▸ Your objective
Using the records below, find how many lines hold the word "Data" and reply with only that number.

▸ Records provided
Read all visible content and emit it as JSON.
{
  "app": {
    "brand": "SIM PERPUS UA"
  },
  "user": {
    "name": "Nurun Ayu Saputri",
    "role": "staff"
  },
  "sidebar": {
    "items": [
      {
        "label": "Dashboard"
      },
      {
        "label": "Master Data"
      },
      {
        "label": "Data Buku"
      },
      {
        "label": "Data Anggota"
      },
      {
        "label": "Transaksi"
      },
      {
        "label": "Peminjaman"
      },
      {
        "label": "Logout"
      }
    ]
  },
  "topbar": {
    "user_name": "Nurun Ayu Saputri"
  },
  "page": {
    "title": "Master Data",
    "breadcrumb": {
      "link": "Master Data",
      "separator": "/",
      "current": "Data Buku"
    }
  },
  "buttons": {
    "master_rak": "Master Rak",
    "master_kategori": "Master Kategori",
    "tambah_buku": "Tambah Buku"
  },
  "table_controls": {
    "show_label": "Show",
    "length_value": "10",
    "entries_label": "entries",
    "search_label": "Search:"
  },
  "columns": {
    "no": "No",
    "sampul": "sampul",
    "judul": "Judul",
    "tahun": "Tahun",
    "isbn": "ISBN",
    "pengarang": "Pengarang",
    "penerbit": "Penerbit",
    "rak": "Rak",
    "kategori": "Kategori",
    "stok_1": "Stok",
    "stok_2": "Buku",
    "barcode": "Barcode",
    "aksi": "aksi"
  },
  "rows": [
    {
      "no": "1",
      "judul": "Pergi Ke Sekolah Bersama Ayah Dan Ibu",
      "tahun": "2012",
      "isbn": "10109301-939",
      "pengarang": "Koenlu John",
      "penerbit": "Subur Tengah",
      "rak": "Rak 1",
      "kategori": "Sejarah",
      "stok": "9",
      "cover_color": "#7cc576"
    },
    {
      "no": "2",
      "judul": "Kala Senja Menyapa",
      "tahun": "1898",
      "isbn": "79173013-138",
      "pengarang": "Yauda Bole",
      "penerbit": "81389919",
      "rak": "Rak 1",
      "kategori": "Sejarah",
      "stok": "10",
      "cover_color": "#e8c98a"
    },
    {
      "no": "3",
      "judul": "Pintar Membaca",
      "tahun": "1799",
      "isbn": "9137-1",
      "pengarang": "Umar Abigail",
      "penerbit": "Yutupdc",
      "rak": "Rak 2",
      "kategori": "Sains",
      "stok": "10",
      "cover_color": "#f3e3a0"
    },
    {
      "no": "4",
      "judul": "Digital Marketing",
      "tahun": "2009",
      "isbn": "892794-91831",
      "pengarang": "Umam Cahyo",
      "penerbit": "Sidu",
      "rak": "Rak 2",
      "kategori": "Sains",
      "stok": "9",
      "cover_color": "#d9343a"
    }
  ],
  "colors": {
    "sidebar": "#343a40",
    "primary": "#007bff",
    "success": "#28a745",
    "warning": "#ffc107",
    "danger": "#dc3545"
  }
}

▸ Solved problem
6